WHAT IS NEEDED: Every entry below should be returned exactly as it appears, with pictures left out.

RECORDS:
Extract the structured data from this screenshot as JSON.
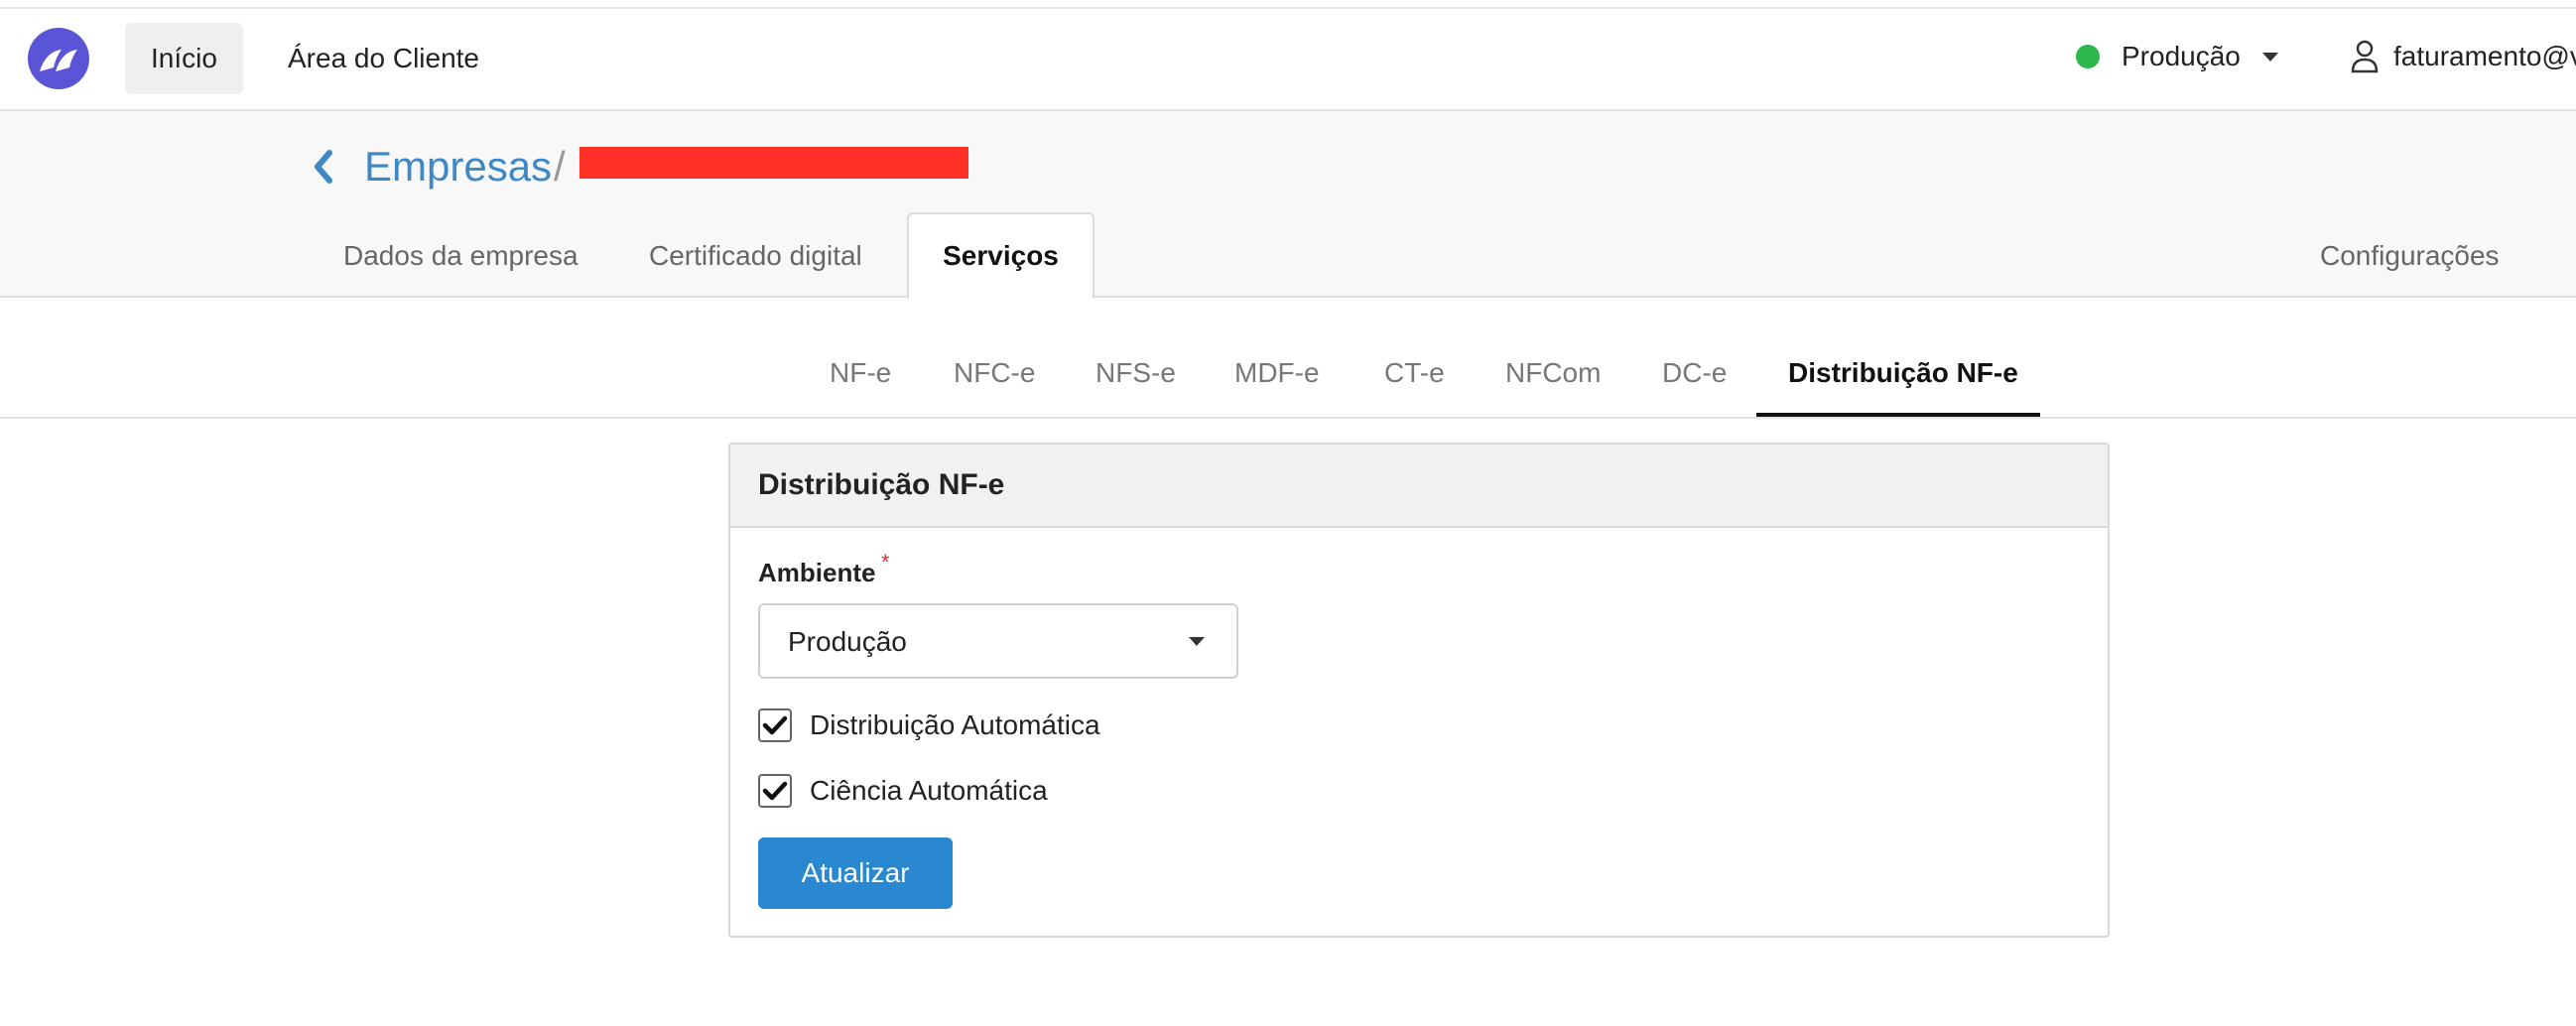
{
  "navbar": {
    "home_label": "Início",
    "client_area_label": "Área do Cliente",
    "environment_label": "Produção",
    "user_label": "faturamento@v"
  },
  "breadcrumb": {
    "link_label": "Empresas",
    "separator": "/"
  },
  "page_tabs": {
    "company_data": "Dados da empresa",
    "digital_certificate": "Certificado digital",
    "services": "Serviços",
    "settings": "Configurações"
  },
  "service_tabs": [
    "NF-e",
    "NFC-e",
    "NFS-e",
    "MDF-e",
    "CT-e",
    "NFCom",
    "DC-e",
    "Distribuição NF-e"
  ],
  "panel": {
    "title": "Distribuição NF-e",
    "environment_field_label": "Ambiente",
    "required_mark": "*",
    "environment_value": "Produção",
    "auto_distribution_label": "Distribuição Automática",
    "auto_distribution_checked": true,
    "auto_awareness_label": "Ciência Automática",
    "auto_awareness_checked": true,
    "submit_label": "Atualizar"
  },
  "colors": {
    "brand": "#5a55d6",
    "link": "#3e88c6",
    "status_ok": "#2db84d",
    "primary_button": "#2a88d0",
    "redaction": "#ff3126"
  }
}
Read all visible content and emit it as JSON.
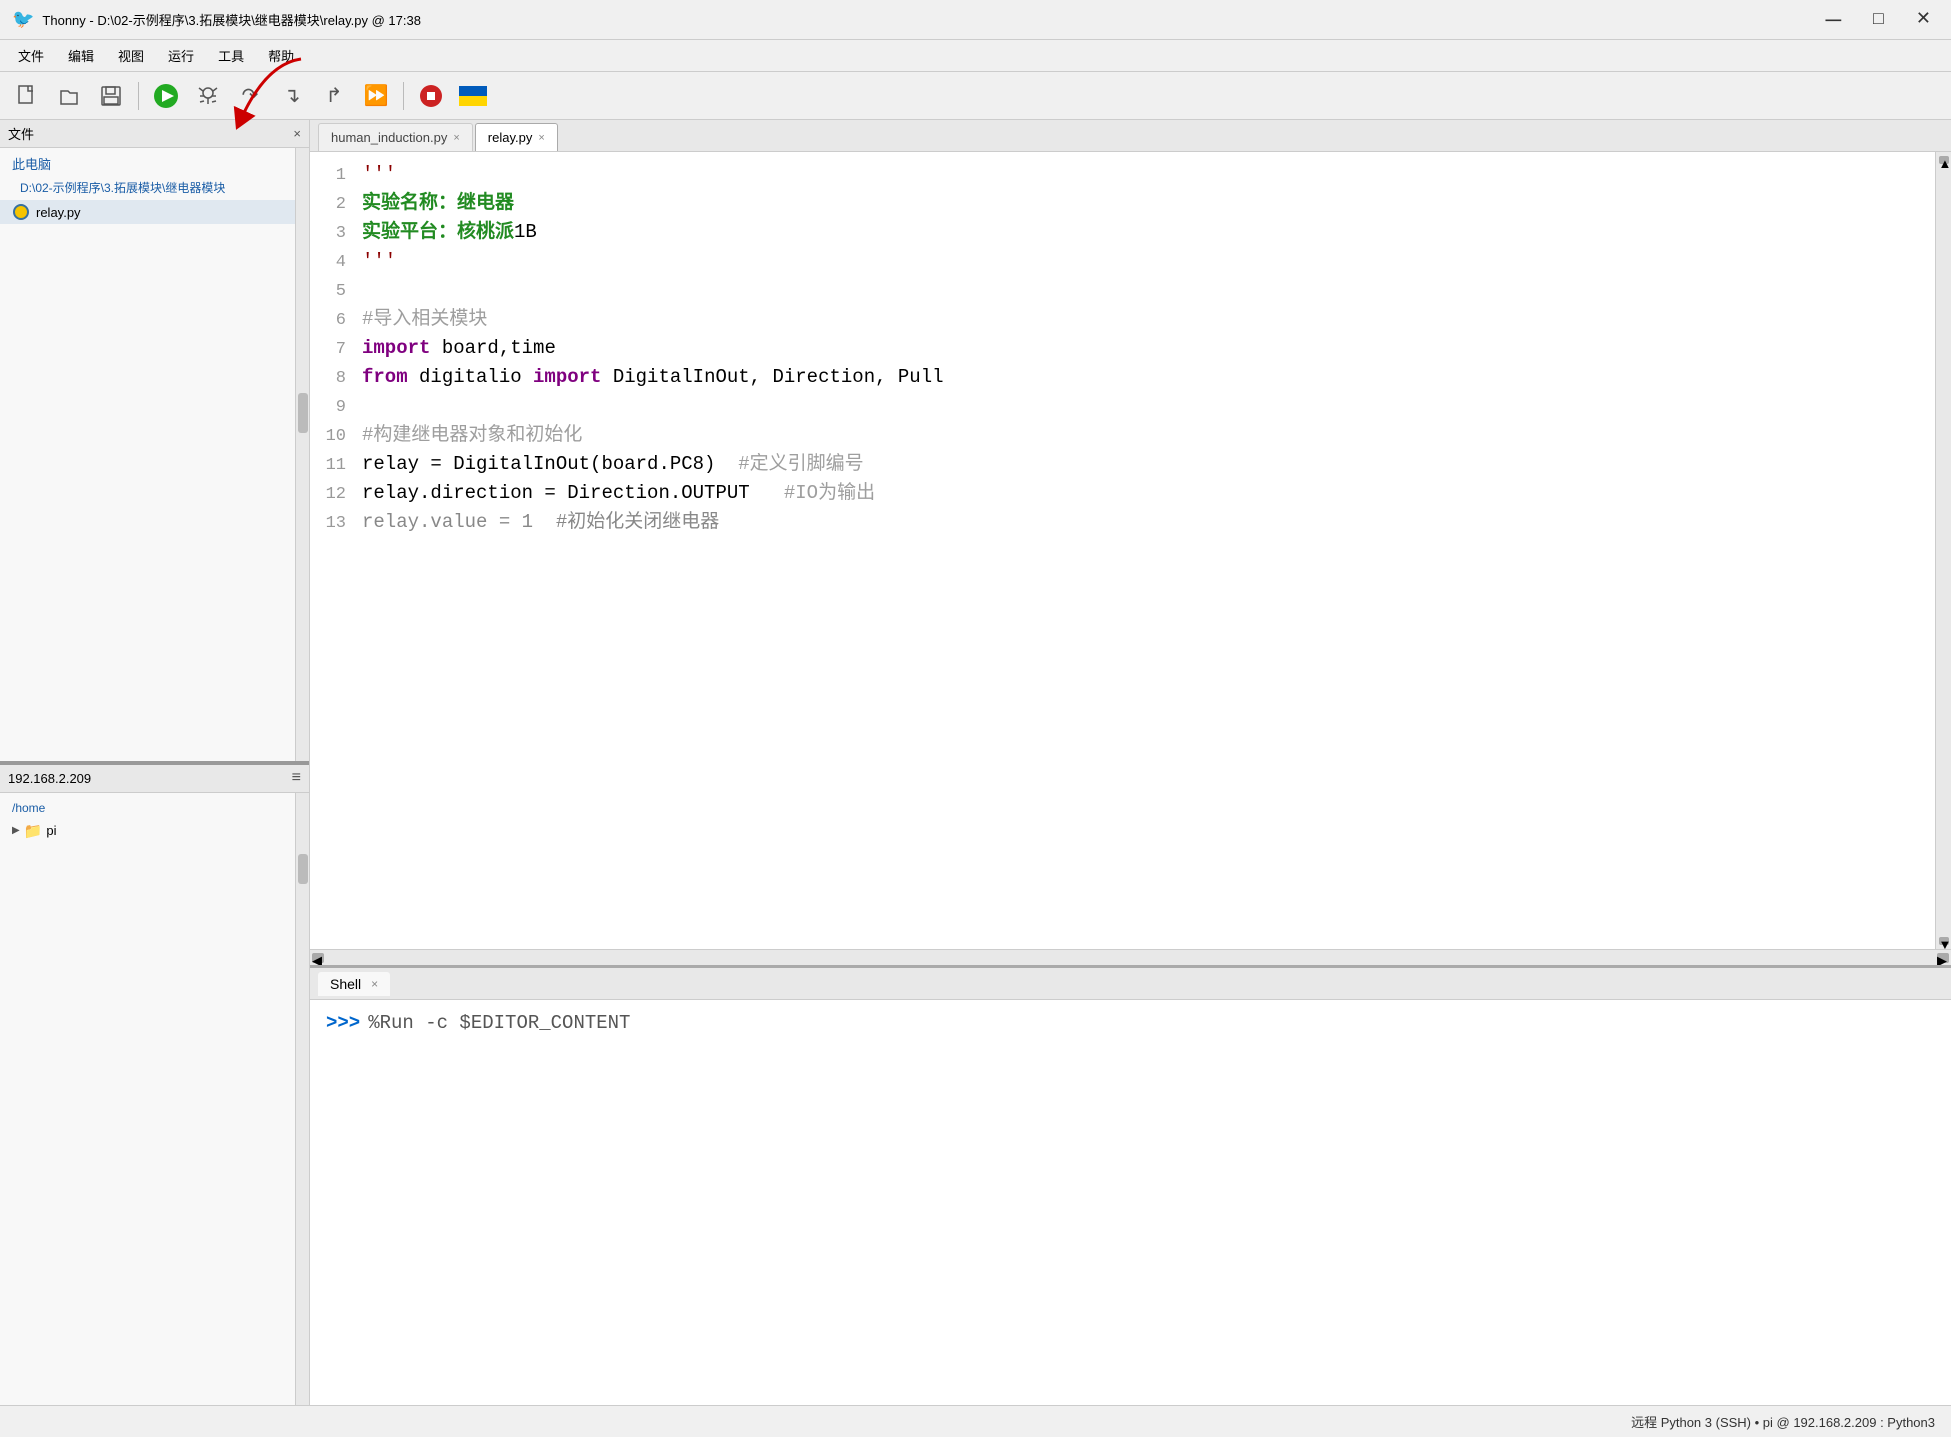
{
  "titleBar": {
    "icon": "🐦",
    "title": "Thonny - D:\\02-示例程序\\3.拓展模块\\继电器模块\\relay.py @ 17:38",
    "minimizeLabel": "─",
    "maximizeLabel": "□",
    "closeLabel": "✕"
  },
  "menuBar": {
    "items": [
      "文件",
      "编辑",
      "视图",
      "运行",
      "工具",
      "帮助"
    ]
  },
  "sidebar": {
    "localHeader": "文件",
    "closeLocal": "×",
    "computerLabel": "此电脑",
    "pathLabel": "D:\\02-示例程序\\3.拓展模块\\继电器模块",
    "fileItem": "relay.py",
    "remoteAddress": "192.168.2.209",
    "remotePath": "/home",
    "remoteTreeItem": "pi"
  },
  "tabs": [
    {
      "label": "human_induction.py",
      "active": false,
      "close": "×"
    },
    {
      "label": "relay.py",
      "active": true,
      "close": "×"
    }
  ],
  "code": {
    "lines": [
      {
        "num": 1,
        "content": "'''",
        "type": "string"
      },
      {
        "num": 2,
        "content": "实验名称：继电器",
        "type": "green"
      },
      {
        "num": 3,
        "content": "实验平台：核桃派1B",
        "type": "green"
      },
      {
        "num": 4,
        "content": "'''",
        "type": "string"
      },
      {
        "num": 5,
        "content": "",
        "type": "normal"
      },
      {
        "num": 6,
        "content": "#导入相关模块",
        "type": "comment"
      },
      {
        "num": 7,
        "content": "import board,time",
        "type": "import"
      },
      {
        "num": 8,
        "content": "from digitalio import DigitalInOut, Direction, Pull",
        "type": "from_import"
      },
      {
        "num": 9,
        "content": "",
        "type": "normal"
      },
      {
        "num": 10,
        "content": "#构建继电器对象和初始化",
        "type": "comment"
      },
      {
        "num": 11,
        "content": "relay = DigitalInOut(board.PC8)  #定义引脚编号",
        "type": "code_comment"
      },
      {
        "num": 12,
        "content": "relay.direction = Direction.OUTPUT   #IO为输出",
        "type": "code_comment"
      },
      {
        "num": 13,
        "content": "relay.value = 1  #初始化关闭继电器",
        "type": "code_comment_partial"
      }
    ]
  },
  "shell": {
    "tabLabel": "Shell",
    "tabClose": "×",
    "promptSymbol": ">>>",
    "promptCommand": "%Run -c $EDITOR_CONTENT"
  },
  "statusBar": {
    "text": "远程 Python 3 (SSH) • pi @ 192.168.2.209 : Python3"
  },
  "toolbar": {
    "buttons": [
      {
        "name": "new-file-btn",
        "icon": "📄",
        "label": "新建"
      },
      {
        "name": "open-file-btn",
        "icon": "📂",
        "label": "打开"
      },
      {
        "name": "save-btn",
        "icon": "💾",
        "label": "保存"
      },
      {
        "name": "run-btn",
        "icon": "▶",
        "label": "运行",
        "color": "#22aa22"
      },
      {
        "name": "debug-btn",
        "icon": "🐛",
        "label": "调试"
      },
      {
        "name": "step-over-btn",
        "icon": "↷",
        "label": "步过"
      },
      {
        "name": "step-into-btn",
        "icon": "↴",
        "label": "步入"
      },
      {
        "name": "step-out-btn",
        "icon": "↱",
        "label": "步出"
      },
      {
        "name": "continue-btn",
        "icon": "⏩",
        "label": "继续"
      },
      {
        "name": "stop-btn",
        "icon": "⏹",
        "label": "停止",
        "color": "#cc2222"
      },
      {
        "name": "ukraine-flag-btn",
        "icon": "🇺🇦",
        "label": "乌克兰"
      }
    ]
  }
}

EXPECTED ANSWER:
Extract the structured data from this screenshot as JSON.
{
  "navbar": {
    "home_label": "Início",
    "client_area_label": "Área do Cliente",
    "environment_label": "Produção",
    "user_label": "faturamento@v"
  },
  "breadcrumb": {
    "link_label": "Empresas",
    "separator": "/"
  },
  "page_tabs": {
    "company_data": "Dados da empresa",
    "digital_certificate": "Certificado digital",
    "services": "Serviços",
    "settings": "Configurações"
  },
  "service_tabs": [
    "NF-e",
    "NFC-e",
    "NFS-e",
    "MDF-e",
    "CT-e",
    "NFCom",
    "DC-e",
    "Distribuição NF-e"
  ],
  "panel": {
    "title": "Distribuição NF-e",
    "environment_field_label": "Ambiente",
    "required_mark": "*",
    "environment_value": "Produção",
    "auto_distribution_label": "Distribuição Automática",
    "auto_distribution_checked": true,
    "auto_awareness_label": "Ciência Automática",
    "auto_awareness_checked": true,
    "submit_label": "Atualizar"
  },
  "colors": {
    "brand": "#5a55d6",
    "link": "#3e88c6",
    "status_ok": "#2db84d",
    "primary_button": "#2a88d0",
    "redaction": "#ff3126"
  }
}
Read all visible content and emit it as JSON.
{
  "titleBar": {
    "icon": "🐦",
    "title": "Thonny - D:\\02-示例程序\\3.拓展模块\\继电器模块\\relay.py @ 17:38",
    "minimizeLabel": "─",
    "maximizeLabel": "□",
    "closeLabel": "✕"
  },
  "menuBar": {
    "items": [
      "文件",
      "编辑",
      "视图",
      "运行",
      "工具",
      "帮助"
    ]
  },
  "sidebar": {
    "localHeader": "文件",
    "closeLocal": "×",
    "computerLabel": "此电脑",
    "pathLabel": "D:\\02-示例程序\\3.拓展模块\\继电器模块",
    "fileItem": "relay.py",
    "remoteAddress": "192.168.2.209",
    "remotePath": "/home",
    "remoteTreeItem": "pi"
  },
  "tabs": [
    {
      "label": "human_induction.py",
      "active": false,
      "close": "×"
    },
    {
      "label": "relay.py",
      "active": true,
      "close": "×"
    }
  ],
  "code": {
    "lines": [
      {
        "num": 1,
        "content": "'''",
        "type": "string"
      },
      {
        "num": 2,
        "content": "实验名称：继电器",
        "type": "green"
      },
      {
        "num": 3,
        "content": "实验平台：核桃派1B",
        "type": "green"
      },
      {
        "num": 4,
        "content": "'''",
        "type": "string"
      },
      {
        "num": 5,
        "content": "",
        "type": "normal"
      },
      {
        "num": 6,
        "content": "#导入相关模块",
        "type": "comment"
      },
      {
        "num": 7,
        "content": "import board,time",
        "type": "import"
      },
      {
        "num": 8,
        "content": "from digitalio import DigitalInOut, Direction, Pull",
        "type": "from_import"
      },
      {
        "num": 9,
        "content": "",
        "type": "normal"
      },
      {
        "num": 10,
        "content": "#构建继电器对象和初始化",
        "type": "comment"
      },
      {
        "num": 11,
        "content": "relay = DigitalInOut(board.PC8)  #定义引脚编号",
        "type": "code_comment"
      },
      {
        "num": 12,
        "content": "relay.direction = Direction.OUTPUT   #IO为输出",
        "type": "code_comment"
      },
      {
        "num": 13,
        "content": "relay.value = 1  #初始化关闭继电器",
        "type": "code_comment_partial"
      }
    ]
  },
  "shell": {
    "tabLabel": "Shell",
    "tabClose": "×",
    "promptSymbol": ">>>",
    "promptCommand": "%Run -c $EDITOR_CONTENT"
  },
  "statusBar": {
    "text": "远程 Python 3 (SSH) • pi @ 192.168.2.209 : Python3"
  },
  "toolbar": {
    "buttons": [
      {
        "name": "new-file-btn",
        "icon": "📄",
        "label": "新建"
      },
      {
        "name": "open-file-btn",
        "icon": "📂",
        "label": "打开"
      },
      {
        "name": "save-btn",
        "icon": "💾",
        "label": "保存"
      },
      {
        "name": "run-btn",
        "icon": "▶",
        "label": "运行",
        "color": "#22aa22"
      },
      {
        "name": "debug-btn",
        "icon": "🐛",
        "label": "调试"
      },
      {
        "name": "step-over-btn",
        "icon": "↷",
        "label": "步过"
      },
      {
        "name": "step-into-btn",
        "icon": "↴",
        "label": "步入"
      },
      {
        "name": "step-out-btn",
        "icon": "↱",
        "label": "步出"
      },
      {
        "name": "continue-btn",
        "icon": "⏩",
        "label": "继续"
      },
      {
        "name": "stop-btn",
        "icon": "⏹",
        "label": "停止",
        "color": "#cc2222"
      },
      {
        "name": "ukraine-flag-btn",
        "icon": "🇺🇦",
        "label": "乌克兰"
      }
    ]
  }
}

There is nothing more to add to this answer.